DATA FOR THE TASK:
--
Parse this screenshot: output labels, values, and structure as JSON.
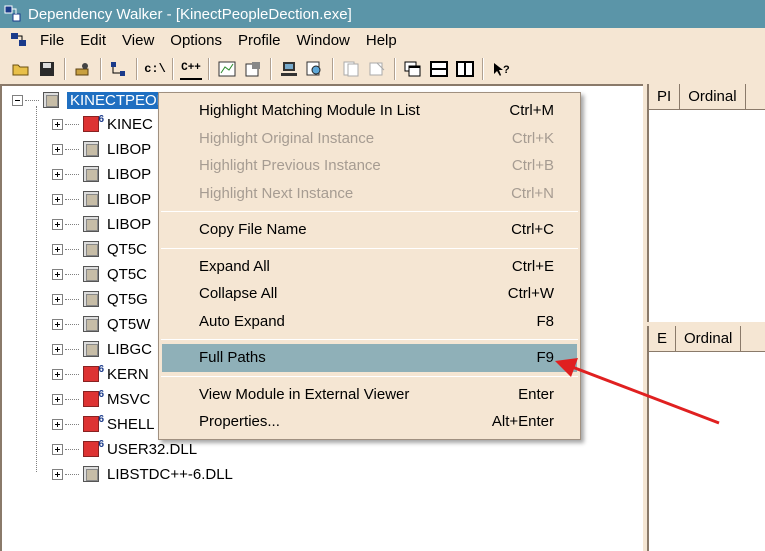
{
  "window": {
    "title": "Dependency Walker - [KinectPeopleDection.exe]"
  },
  "menubar": {
    "items": [
      "File",
      "Edit",
      "View",
      "Options",
      "Profile",
      "Window",
      "Help"
    ]
  },
  "toolbar": {
    "cdir_label": "c:\\",
    "cpp_label": "C++"
  },
  "tree": {
    "root": "KINECTPEOPLEDECTION.EXE",
    "items": [
      {
        "label": "KINEC",
        "icon": "sys"
      },
      {
        "label": "LIBOP",
        "icon": "plain"
      },
      {
        "label": "LIBOP",
        "icon": "plain"
      },
      {
        "label": "LIBOP",
        "icon": "plain"
      },
      {
        "label": "LIBOP",
        "icon": "plain"
      },
      {
        "label": "QT5C",
        "icon": "plain"
      },
      {
        "label": "QT5C",
        "icon": "plain"
      },
      {
        "label": "QT5G",
        "icon": "plain"
      },
      {
        "label": "QT5W",
        "icon": "plain"
      },
      {
        "label": "LIBGC",
        "icon": "plain"
      },
      {
        "label": "KERN",
        "icon": "sys"
      },
      {
        "label": "MSVC",
        "icon": "sys"
      },
      {
        "label": "SHELL",
        "icon": "sys"
      },
      {
        "label": "USER32.DLL",
        "icon": "sys"
      },
      {
        "label": "LIBSTDC++-6.DLL",
        "icon": "plain"
      }
    ]
  },
  "panel_top": {
    "col1": "PI",
    "col2": "Ordinal"
  },
  "panel_bottom": {
    "col1": "E",
    "col2": "Ordinal"
  },
  "context_menu": {
    "groups": [
      [
        {
          "label": "Highlight Matching Module In List",
          "shortcut": "Ctrl+M",
          "enabled": true
        },
        {
          "label": "Highlight Original Instance",
          "shortcut": "Ctrl+K",
          "enabled": false
        },
        {
          "label": "Highlight Previous Instance",
          "shortcut": "Ctrl+B",
          "enabled": false
        },
        {
          "label": "Highlight Next Instance",
          "shortcut": "Ctrl+N",
          "enabled": false
        }
      ],
      [
        {
          "label": "Copy File Name",
          "shortcut": "Ctrl+C",
          "enabled": true
        }
      ],
      [
        {
          "label": "Expand All",
          "shortcut": "Ctrl+E",
          "enabled": true
        },
        {
          "label": "Collapse All",
          "shortcut": "Ctrl+W",
          "enabled": true
        },
        {
          "label": "Auto Expand",
          "shortcut": "F8",
          "enabled": true
        }
      ],
      [
        {
          "label": "Full Paths",
          "shortcut": "F9",
          "enabled": true,
          "highlighted": true
        }
      ],
      [
        {
          "label": "View Module in External Viewer",
          "shortcut": "Enter",
          "enabled": true
        },
        {
          "label": "Properties...",
          "shortcut": "Alt+Enter",
          "enabled": true
        }
      ]
    ]
  },
  "annotation": {
    "arrow_color": "#e02020"
  }
}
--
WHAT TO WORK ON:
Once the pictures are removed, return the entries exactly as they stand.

EXPECTED ANSWER:
Parse this screenshot: output labels, values, and structure as JSON.
{
  "window": {
    "title": "Dependency Walker - [KinectPeopleDection.exe]"
  },
  "menubar": {
    "items": [
      "File",
      "Edit",
      "View",
      "Options",
      "Profile",
      "Window",
      "Help"
    ]
  },
  "toolbar": {
    "cdir_label": "c:\\",
    "cpp_label": "C++"
  },
  "tree": {
    "root": "KINECTPEOPLEDECTION.EXE",
    "items": [
      {
        "label": "KINEC",
        "icon": "sys"
      },
      {
        "label": "LIBOP",
        "icon": "plain"
      },
      {
        "label": "LIBOP",
        "icon": "plain"
      },
      {
        "label": "LIBOP",
        "icon": "plain"
      },
      {
        "label": "LIBOP",
        "icon": "plain"
      },
      {
        "label": "QT5C",
        "icon": "plain"
      },
      {
        "label": "QT5C",
        "icon": "plain"
      },
      {
        "label": "QT5G",
        "icon": "plain"
      },
      {
        "label": "QT5W",
        "icon": "plain"
      },
      {
        "label": "LIBGC",
        "icon": "plain"
      },
      {
        "label": "KERN",
        "icon": "sys"
      },
      {
        "label": "MSVC",
        "icon": "sys"
      },
      {
        "label": "SHELL",
        "icon": "sys"
      },
      {
        "label": "USER32.DLL",
        "icon": "sys"
      },
      {
        "label": "LIBSTDC++-6.DLL",
        "icon": "plain"
      }
    ]
  },
  "panel_top": {
    "col1": "PI",
    "col2": "Ordinal"
  },
  "panel_bottom": {
    "col1": "E",
    "col2": "Ordinal"
  },
  "context_menu": {
    "groups": [
      [
        {
          "label": "Highlight Matching Module In List",
          "shortcut": "Ctrl+M",
          "enabled": true
        },
        {
          "label": "Highlight Original Instance",
          "shortcut": "Ctrl+K",
          "enabled": false
        },
        {
          "label": "Highlight Previous Instance",
          "shortcut": "Ctrl+B",
          "enabled": false
        },
        {
          "label": "Highlight Next Instance",
          "shortcut": "Ctrl+N",
          "enabled": false
        }
      ],
      [
        {
          "label": "Copy File Name",
          "shortcut": "Ctrl+C",
          "enabled": true
        }
      ],
      [
        {
          "label": "Expand All",
          "shortcut": "Ctrl+E",
          "enabled": true
        },
        {
          "label": "Collapse All",
          "shortcut": "Ctrl+W",
          "enabled": true
        },
        {
          "label": "Auto Expand",
          "shortcut": "F8",
          "enabled": true
        }
      ],
      [
        {
          "label": "Full Paths",
          "shortcut": "F9",
          "enabled": true,
          "highlighted": true
        }
      ],
      [
        {
          "label": "View Module in External Viewer",
          "shortcut": "Enter",
          "enabled": true
        },
        {
          "label": "Properties...",
          "shortcut": "Alt+Enter",
          "enabled": true
        }
      ]
    ]
  },
  "annotation": {
    "arrow_color": "#e02020"
  }
}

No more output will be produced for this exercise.